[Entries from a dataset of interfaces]
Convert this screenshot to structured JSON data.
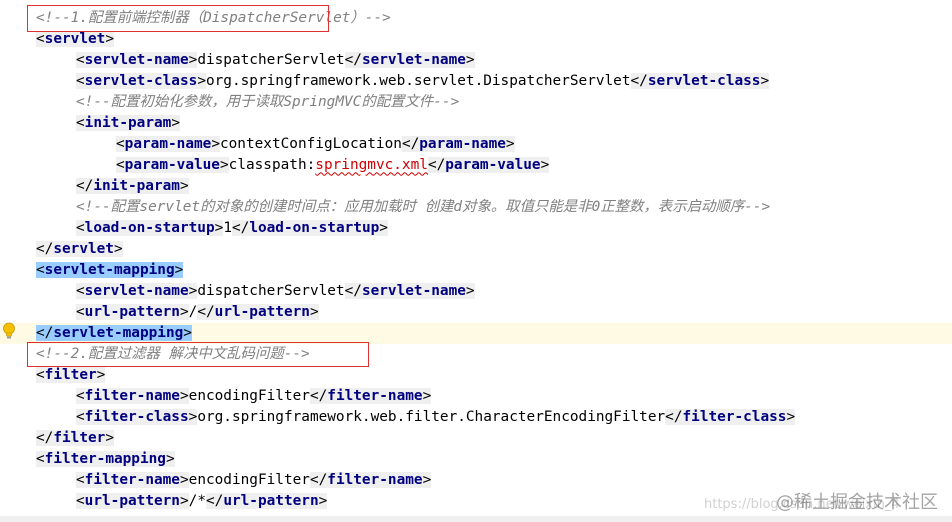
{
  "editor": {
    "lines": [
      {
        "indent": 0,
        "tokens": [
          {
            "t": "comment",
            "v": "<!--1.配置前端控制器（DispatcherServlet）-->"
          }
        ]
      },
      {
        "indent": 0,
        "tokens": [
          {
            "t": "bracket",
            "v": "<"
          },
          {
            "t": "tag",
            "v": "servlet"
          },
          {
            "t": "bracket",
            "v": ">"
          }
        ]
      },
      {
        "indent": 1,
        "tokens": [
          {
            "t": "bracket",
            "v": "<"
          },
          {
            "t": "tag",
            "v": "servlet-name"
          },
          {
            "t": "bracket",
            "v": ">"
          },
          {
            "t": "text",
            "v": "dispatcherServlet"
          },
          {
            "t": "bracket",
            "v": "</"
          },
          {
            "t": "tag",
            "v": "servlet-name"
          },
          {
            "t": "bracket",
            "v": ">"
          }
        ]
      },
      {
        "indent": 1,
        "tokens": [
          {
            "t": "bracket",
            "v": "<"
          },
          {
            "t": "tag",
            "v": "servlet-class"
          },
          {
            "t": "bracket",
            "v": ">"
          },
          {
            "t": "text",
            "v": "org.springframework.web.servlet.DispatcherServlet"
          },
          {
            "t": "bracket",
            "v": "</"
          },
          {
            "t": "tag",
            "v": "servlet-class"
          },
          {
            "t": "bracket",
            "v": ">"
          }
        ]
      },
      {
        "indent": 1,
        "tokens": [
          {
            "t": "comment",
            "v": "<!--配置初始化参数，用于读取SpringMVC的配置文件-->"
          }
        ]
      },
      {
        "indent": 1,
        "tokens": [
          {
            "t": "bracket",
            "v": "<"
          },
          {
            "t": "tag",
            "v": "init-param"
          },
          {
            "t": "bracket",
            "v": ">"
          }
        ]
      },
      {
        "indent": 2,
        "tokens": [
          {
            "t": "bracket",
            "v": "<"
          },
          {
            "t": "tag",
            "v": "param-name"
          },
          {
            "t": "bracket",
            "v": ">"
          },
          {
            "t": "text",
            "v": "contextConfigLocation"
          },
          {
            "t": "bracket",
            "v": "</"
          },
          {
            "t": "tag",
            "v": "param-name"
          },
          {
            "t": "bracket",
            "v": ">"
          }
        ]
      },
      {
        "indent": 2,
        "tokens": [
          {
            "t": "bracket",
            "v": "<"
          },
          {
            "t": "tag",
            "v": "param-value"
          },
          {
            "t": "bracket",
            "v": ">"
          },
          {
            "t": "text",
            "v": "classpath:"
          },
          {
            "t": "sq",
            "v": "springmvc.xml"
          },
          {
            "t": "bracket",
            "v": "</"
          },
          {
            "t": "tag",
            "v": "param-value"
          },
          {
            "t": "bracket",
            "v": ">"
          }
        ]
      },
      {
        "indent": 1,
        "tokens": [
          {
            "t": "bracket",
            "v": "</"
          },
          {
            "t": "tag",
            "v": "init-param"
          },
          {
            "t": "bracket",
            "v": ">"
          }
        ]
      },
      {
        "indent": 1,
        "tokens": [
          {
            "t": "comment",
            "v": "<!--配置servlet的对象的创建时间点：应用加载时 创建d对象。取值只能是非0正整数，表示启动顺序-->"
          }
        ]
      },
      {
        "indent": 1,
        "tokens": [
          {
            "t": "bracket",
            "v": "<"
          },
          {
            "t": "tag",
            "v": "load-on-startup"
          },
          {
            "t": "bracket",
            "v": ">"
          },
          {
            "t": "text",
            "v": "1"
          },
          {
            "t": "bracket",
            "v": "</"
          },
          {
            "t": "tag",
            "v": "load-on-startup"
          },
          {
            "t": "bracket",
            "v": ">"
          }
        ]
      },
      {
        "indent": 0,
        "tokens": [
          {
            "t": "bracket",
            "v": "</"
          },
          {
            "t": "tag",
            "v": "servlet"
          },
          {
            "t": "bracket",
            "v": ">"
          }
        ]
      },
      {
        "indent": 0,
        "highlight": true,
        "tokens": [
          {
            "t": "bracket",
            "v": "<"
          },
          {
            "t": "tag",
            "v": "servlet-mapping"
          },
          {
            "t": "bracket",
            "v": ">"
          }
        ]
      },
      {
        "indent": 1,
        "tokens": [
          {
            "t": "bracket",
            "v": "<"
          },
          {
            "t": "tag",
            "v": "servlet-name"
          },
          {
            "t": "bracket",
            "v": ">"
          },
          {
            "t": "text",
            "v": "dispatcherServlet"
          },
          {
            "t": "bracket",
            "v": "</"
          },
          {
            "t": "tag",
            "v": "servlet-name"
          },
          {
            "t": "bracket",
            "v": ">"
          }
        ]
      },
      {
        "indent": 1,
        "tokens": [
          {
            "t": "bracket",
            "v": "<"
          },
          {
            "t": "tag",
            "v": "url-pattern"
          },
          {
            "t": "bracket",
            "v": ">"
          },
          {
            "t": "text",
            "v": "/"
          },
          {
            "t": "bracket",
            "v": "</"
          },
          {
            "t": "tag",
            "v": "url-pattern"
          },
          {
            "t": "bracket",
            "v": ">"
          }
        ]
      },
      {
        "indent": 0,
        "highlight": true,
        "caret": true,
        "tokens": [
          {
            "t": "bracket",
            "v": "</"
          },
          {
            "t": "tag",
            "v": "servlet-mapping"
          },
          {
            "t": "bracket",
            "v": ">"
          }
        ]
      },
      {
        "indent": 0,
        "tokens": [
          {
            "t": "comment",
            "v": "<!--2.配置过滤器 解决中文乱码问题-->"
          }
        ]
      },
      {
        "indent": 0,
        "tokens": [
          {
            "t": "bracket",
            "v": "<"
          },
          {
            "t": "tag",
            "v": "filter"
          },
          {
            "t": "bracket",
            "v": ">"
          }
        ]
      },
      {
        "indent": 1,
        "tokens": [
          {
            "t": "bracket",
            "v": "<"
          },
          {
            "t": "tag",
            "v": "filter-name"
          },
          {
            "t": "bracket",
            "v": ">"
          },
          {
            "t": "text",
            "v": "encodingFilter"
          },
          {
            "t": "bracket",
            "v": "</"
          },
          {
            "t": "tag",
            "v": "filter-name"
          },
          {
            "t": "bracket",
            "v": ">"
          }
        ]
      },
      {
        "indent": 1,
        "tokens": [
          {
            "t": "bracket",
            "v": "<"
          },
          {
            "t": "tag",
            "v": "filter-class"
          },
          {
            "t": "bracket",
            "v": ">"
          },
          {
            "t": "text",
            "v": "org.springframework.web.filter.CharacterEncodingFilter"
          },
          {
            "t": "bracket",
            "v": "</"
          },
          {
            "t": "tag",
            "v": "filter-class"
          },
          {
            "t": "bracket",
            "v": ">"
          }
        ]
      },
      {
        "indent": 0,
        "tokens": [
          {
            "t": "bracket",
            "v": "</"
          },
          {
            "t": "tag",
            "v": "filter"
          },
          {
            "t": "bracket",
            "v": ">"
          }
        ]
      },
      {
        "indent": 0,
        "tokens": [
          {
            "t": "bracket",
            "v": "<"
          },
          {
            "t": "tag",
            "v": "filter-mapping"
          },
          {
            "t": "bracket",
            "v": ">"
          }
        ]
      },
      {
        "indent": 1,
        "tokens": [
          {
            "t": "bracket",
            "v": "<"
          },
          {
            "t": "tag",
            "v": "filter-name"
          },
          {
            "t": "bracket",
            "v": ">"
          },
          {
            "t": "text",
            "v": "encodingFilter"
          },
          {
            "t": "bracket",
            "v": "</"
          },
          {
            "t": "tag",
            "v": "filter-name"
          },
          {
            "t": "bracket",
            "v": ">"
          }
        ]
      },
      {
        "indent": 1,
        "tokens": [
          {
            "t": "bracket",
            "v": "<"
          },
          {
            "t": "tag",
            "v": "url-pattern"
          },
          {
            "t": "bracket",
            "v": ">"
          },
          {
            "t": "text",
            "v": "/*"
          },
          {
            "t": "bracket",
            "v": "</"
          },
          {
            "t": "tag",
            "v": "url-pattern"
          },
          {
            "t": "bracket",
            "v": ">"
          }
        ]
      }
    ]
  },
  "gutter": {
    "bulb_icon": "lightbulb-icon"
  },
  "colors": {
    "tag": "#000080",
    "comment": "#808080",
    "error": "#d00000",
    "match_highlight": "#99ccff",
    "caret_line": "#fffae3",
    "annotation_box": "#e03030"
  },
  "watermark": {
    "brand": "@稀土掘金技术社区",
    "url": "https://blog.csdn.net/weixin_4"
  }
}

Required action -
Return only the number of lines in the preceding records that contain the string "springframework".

Your solution -
2